I try to understand, how roads (nodes and ways) in OSM are derived from uploaded GPS tracks. Are the nodes and ways added manually while all GPS tracks are displayed, which means technically the roads in OSM are somewhat independent from the GPS tracks? It’s just that in an editor you see there’s some GPS lines and you know there should be a street?
If that’s the case: How, later, do people know that a certain GPS track belongs to a street and not to something else, let’s say the river beside the street?
Generally, yes. You use the GPS tracks as a background (along with aerial imagery etc), then draw OSM ways on top of this. Then add tags to these ways to specify that it is a road etc.
It is possible to convert a GPS track directly to way. But this is usually not recommended, because GPS tracks can be inaccurate, and may include sections where you went off the road etc. So its better to manually draw a way, based on a number of different GPS tracks (and aerial imagery or other available sources).
This can be a problem, especially with cycle paths/footpaths beside roads.

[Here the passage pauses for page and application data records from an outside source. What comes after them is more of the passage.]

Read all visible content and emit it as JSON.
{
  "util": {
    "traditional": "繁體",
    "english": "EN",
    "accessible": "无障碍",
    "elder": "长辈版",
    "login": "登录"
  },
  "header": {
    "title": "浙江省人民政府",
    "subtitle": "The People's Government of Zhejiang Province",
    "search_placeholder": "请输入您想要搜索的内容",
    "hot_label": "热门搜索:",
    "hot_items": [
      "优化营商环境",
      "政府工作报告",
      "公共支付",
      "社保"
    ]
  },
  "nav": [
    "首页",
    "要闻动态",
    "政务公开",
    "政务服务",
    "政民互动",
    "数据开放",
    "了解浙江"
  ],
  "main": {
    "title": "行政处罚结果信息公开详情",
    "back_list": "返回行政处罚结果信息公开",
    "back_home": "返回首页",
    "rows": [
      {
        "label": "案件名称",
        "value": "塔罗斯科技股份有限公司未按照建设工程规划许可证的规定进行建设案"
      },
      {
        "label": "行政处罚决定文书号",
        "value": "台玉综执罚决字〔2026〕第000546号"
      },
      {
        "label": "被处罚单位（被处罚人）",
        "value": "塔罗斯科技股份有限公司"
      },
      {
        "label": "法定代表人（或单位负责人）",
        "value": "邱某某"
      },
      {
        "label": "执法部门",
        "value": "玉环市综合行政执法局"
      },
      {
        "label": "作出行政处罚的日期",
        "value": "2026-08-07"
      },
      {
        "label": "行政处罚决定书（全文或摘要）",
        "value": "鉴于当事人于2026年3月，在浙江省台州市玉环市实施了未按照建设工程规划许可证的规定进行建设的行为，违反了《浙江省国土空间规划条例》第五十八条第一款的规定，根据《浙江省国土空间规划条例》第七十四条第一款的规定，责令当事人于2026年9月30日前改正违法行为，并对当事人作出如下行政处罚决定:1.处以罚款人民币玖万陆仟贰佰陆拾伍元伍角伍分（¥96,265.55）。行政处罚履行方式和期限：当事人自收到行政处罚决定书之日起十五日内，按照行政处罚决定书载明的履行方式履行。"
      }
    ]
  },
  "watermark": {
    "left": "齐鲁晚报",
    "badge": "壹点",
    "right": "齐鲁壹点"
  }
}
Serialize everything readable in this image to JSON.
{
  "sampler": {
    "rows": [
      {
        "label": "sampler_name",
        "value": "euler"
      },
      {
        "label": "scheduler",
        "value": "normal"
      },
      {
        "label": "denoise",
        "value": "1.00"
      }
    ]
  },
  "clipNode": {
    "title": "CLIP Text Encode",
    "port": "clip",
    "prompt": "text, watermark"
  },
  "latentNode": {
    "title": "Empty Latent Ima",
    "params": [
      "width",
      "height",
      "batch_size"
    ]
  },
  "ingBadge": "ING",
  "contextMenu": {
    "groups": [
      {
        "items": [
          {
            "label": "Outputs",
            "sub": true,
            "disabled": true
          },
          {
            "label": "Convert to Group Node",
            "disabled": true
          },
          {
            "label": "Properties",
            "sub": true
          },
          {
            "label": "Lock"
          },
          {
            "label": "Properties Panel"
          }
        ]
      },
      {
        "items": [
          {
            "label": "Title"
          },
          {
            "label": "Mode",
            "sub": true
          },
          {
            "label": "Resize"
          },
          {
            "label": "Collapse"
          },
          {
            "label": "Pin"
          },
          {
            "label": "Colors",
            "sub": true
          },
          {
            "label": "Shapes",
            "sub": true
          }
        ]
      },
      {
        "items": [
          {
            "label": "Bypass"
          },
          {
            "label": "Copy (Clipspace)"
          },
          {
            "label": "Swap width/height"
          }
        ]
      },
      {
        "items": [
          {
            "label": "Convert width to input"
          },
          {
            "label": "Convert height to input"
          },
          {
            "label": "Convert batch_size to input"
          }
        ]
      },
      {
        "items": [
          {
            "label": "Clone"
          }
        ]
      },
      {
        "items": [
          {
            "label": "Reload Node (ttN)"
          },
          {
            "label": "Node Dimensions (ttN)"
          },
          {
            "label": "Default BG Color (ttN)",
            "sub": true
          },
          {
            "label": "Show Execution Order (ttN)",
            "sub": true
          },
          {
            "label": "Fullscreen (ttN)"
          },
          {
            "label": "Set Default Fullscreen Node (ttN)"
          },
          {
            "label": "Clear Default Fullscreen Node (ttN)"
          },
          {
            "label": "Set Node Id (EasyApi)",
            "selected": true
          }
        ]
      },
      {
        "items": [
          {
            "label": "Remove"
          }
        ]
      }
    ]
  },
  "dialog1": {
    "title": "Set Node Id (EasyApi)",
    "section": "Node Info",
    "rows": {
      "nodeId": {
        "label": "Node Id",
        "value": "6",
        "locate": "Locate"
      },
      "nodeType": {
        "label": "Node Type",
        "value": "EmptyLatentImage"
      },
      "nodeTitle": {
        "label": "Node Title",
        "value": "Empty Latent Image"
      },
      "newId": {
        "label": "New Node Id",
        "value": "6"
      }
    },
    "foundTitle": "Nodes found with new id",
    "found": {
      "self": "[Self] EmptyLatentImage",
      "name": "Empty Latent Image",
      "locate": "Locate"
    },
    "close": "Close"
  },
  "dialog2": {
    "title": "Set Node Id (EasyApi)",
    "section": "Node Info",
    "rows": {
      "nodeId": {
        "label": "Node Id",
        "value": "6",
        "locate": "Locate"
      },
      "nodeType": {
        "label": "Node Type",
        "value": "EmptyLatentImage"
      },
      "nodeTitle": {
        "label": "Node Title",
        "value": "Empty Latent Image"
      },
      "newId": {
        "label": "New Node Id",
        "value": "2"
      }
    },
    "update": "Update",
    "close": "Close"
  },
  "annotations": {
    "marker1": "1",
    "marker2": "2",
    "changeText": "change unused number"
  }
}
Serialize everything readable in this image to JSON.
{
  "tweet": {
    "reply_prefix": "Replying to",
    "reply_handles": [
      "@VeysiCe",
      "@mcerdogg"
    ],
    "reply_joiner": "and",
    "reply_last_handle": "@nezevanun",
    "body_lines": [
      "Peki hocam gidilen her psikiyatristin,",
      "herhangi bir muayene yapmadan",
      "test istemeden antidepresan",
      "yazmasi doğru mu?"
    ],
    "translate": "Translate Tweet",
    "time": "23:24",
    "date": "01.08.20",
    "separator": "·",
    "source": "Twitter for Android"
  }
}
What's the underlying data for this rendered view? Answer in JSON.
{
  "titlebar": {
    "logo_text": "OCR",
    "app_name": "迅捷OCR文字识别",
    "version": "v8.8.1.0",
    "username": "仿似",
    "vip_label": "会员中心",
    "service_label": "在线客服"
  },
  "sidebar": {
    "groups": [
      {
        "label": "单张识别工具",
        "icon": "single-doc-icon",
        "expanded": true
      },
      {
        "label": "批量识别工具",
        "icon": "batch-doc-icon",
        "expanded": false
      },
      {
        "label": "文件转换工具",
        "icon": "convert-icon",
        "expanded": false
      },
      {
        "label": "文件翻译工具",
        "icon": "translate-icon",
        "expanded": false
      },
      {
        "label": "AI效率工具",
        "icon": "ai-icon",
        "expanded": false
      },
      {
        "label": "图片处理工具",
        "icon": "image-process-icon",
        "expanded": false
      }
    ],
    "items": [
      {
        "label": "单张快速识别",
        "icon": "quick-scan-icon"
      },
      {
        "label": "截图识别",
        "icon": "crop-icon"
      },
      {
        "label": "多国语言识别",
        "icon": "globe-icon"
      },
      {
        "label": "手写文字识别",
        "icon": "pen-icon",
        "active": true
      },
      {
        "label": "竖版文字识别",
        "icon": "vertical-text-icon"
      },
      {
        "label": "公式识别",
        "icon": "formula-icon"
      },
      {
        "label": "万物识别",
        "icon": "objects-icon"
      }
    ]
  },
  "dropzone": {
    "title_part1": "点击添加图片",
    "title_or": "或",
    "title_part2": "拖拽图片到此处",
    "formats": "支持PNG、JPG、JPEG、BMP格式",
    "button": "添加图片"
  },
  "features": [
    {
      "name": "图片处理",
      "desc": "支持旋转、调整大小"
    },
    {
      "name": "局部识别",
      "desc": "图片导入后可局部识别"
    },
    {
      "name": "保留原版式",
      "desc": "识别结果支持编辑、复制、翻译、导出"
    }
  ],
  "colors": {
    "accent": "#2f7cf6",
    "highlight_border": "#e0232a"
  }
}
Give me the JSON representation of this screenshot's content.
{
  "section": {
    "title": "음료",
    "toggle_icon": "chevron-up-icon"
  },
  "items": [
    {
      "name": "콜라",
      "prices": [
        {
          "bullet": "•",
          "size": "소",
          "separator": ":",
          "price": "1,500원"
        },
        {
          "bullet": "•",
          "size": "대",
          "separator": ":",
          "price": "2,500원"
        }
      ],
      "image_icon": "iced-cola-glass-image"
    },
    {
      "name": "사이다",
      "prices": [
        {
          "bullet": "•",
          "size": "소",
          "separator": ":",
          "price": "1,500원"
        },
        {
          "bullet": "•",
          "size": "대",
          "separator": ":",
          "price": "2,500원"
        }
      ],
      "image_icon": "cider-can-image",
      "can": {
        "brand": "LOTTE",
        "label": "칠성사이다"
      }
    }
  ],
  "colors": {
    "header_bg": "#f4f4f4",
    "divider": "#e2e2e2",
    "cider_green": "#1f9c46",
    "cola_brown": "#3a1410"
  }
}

You can add a description or tags to your track, to specify whether it is on road or paths or rivers etc. Then other editors can check these (if you tracks are set as public or identifiable, see http://wiki.openstreetmap.org/wiki/Visibility_of_GPS_traces )
Also worth checking how old the track is, as the road may have been demolished or moved etc. Depending on the track visibility, you can see the timestamps. JOSM has a feature to filter tracks based on the date, so you could only show recent tracks.
And you don’t know how accurate it is.
So I usually prefer to use my own GPS tracks, as I know where I was when I recorded it. And I have some idea of how accurate it is.
Determining the roadway distance from your GPS point to each snapped roadway factor might be finished with the instructions service of the Google Maps API. Note that this will simply work in nations that support instructions in Google Maps, yet more significantly, the road proximity will almost always be higher than 1km, due to the fact that our bounding circle has a 1km distance “as the crow flies”. Nonetheless if you can deal with approximate info, this may already be one possible option.
You must not use anything based on the Google Maps API for contributing to OSM. As that would be against Google’s terms or service, and a copyright infringement.
So don’t use any snap to road tool based on Google Maps. Also, the roads on the map may not be accurate anyway, so snapping to them may not actually be accurate.